This is a common accusation, and to be honest, there is a certain amount of merit to it.
It's an indisputable fact that the average NBA player in the '60s was smaller than the average player of today. During the 1961-62 season, for example, there were only three seven-footers in the nine-team league, along with two guys at 6'11" and three at 6'10". Boston and St. Louis topped out at 6'9".
So the big men like Chamberlain had a major advantage, right?
If that were true, we'd be talking about Swede Halbrook, the 7'3" center for the Syracuse Nationals, as the best ever. Surely his massive height advantage over everyone, including Wilt Chamberlain, would have made him the preeminent dominant force in the paint of all time. But we're not talking about Halbrook.
In that '61-'62 season, Halbrook had an appalling .360 field goal percentage and averaged just 6.3 points per game along with a very pedestrian 6.2 rebounds per game. Numbers so poor that his NBA career ended immediately after his sophomore effort.
The other seven-footer that season, Walter Dukes, wasn't much better for Detroit. With an equally poor .396 shooting percentage, Dukes managed just 9.4 points per game and 10.4 rebounds in the '61-'62 season. Not exactly the kind of domination one would expect from a player who is as much as three or four inches taller than the next tallest guy on the floor most nights.
The fact of the matter is that height is an asset on the basketball court, but it isn't the be-all and end-all. There weren't a lot of giants in the NBA because the true big men simply weren't very good players. They were slow, they were awkward and they fatigued quickly.
With the exception of 6'11" Walt Bellamy, there wasn't a big center in the league who could be counted on to lead his team in scoring night after night.
Chamberlain changed all that.
Here was a guy who was able to use his size in a way no one else could. He could move like a guard, he could finish around the rim, he could rebound, and he seemingly never ran out of gas. He created a need for similar big men that would go largely unfulfilled for quite a few years until Lew Alcindor began his career with the Milwaukee Bucks in the 1969-70 season.
In the meantime, Wilt was simply playing a game that no one else had ever seen and that no one knew how to deal with.

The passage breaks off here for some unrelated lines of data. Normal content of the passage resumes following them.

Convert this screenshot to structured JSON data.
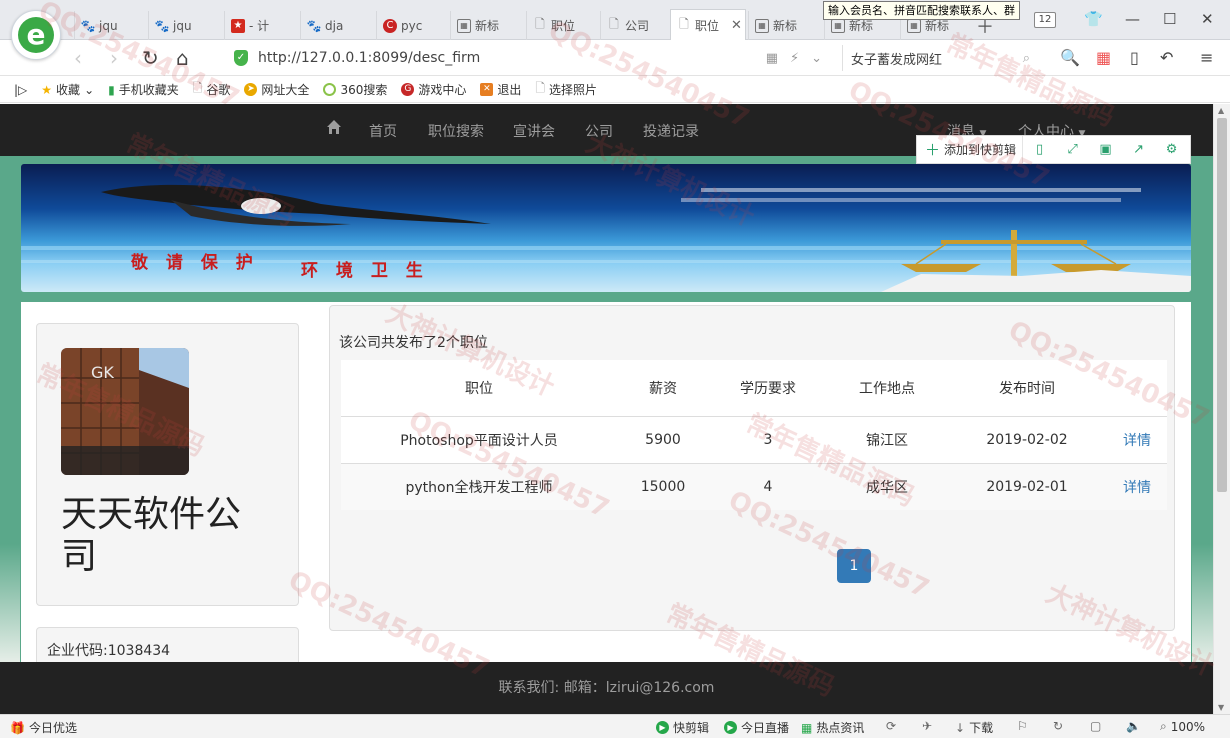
{
  "browser": {
    "tabs": [
      {
        "label": "jqu",
        "icon": "paw"
      },
      {
        "label": "jqu",
        "icon": "paw"
      },
      {
        "label": "- 计",
        "icon": "red-flag"
      },
      {
        "label": "dja",
        "icon": "paw"
      },
      {
        "label": "pyc",
        "icon": "c-red"
      },
      {
        "label": "新标",
        "icon": "grid"
      },
      {
        "label": "职位",
        "icon": "doc"
      },
      {
        "label": "公司",
        "icon": "doc"
      },
      {
        "label": "职位",
        "icon": "doc",
        "active": true
      },
      {
        "label": "新标",
        "icon": "grid"
      },
      {
        "label": "新标",
        "icon": "grid"
      },
      {
        "label": "新标",
        "icon": "grid"
      }
    ],
    "tooltip": "输入会员名、拼音匹配搜索联系人、群",
    "tab_count": "12",
    "url": "http://127.0.0.1:8099/desc_firm",
    "search_text": "女子蓄发成网红",
    "bookmarks": [
      "收藏",
      "手机收藏夹",
      "谷歌",
      "网址大全",
      "360搜索",
      "游戏中心",
      "退出",
      "选择照片"
    ],
    "status": {
      "left": "今日优选",
      "items": [
        "快剪辑",
        "今日直播",
        "热点资讯"
      ],
      "download": "下载",
      "zoom": "100%"
    }
  },
  "site": {
    "nav": {
      "items": [
        "首页",
        "职位搜索",
        "宣讲会",
        "公司",
        "投递记录"
      ],
      "right": [
        "消息",
        "个人中心"
      ]
    },
    "quick_clip": "添加到快剪辑",
    "banner_text": {
      "slogan_left": "敬 请 保 护",
      "slogan_right": "环 境 卫 生"
    },
    "company": {
      "name": "天天软件公司",
      "code_label": "企业代码:1038434"
    },
    "jobs": {
      "summary": "该公司共发布了2个职位",
      "headers": [
        "职位",
        "薪资",
        "学历要求",
        "工作地点",
        "发布时间",
        ""
      ],
      "rows": [
        {
          "title": "Photoshop平面设计人员",
          "salary": "5900",
          "edu": "3",
          "place": "锦江区",
          "date": "2019-02-02",
          "action": "详情"
        },
        {
          "title": "python全栈开发工程师",
          "salary": "15000",
          "edu": "4",
          "place": "成华区",
          "date": "2019-02-01",
          "action": "详情"
        }
      ],
      "page": "1"
    },
    "footer": "联系我们:  邮箱：lzirui@126.com"
  },
  "watermark": [
    "QQ:254540457",
    "常年售精品源码",
    "大神计算机设计"
  ],
  "colors": {
    "nav_bg": "#222222",
    "page_green": "#5aa88a",
    "link": "#337ab7",
    "logo_green": "#3aa946"
  }
}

Modern centers, like Shaquille O'Neal, David Robinson, Tim Duncan, Hakeem Olajuwon and Dwight Howard, exist because Chamberlain set the standard and created the stereotype. Before Wilt, there simply was no such thing.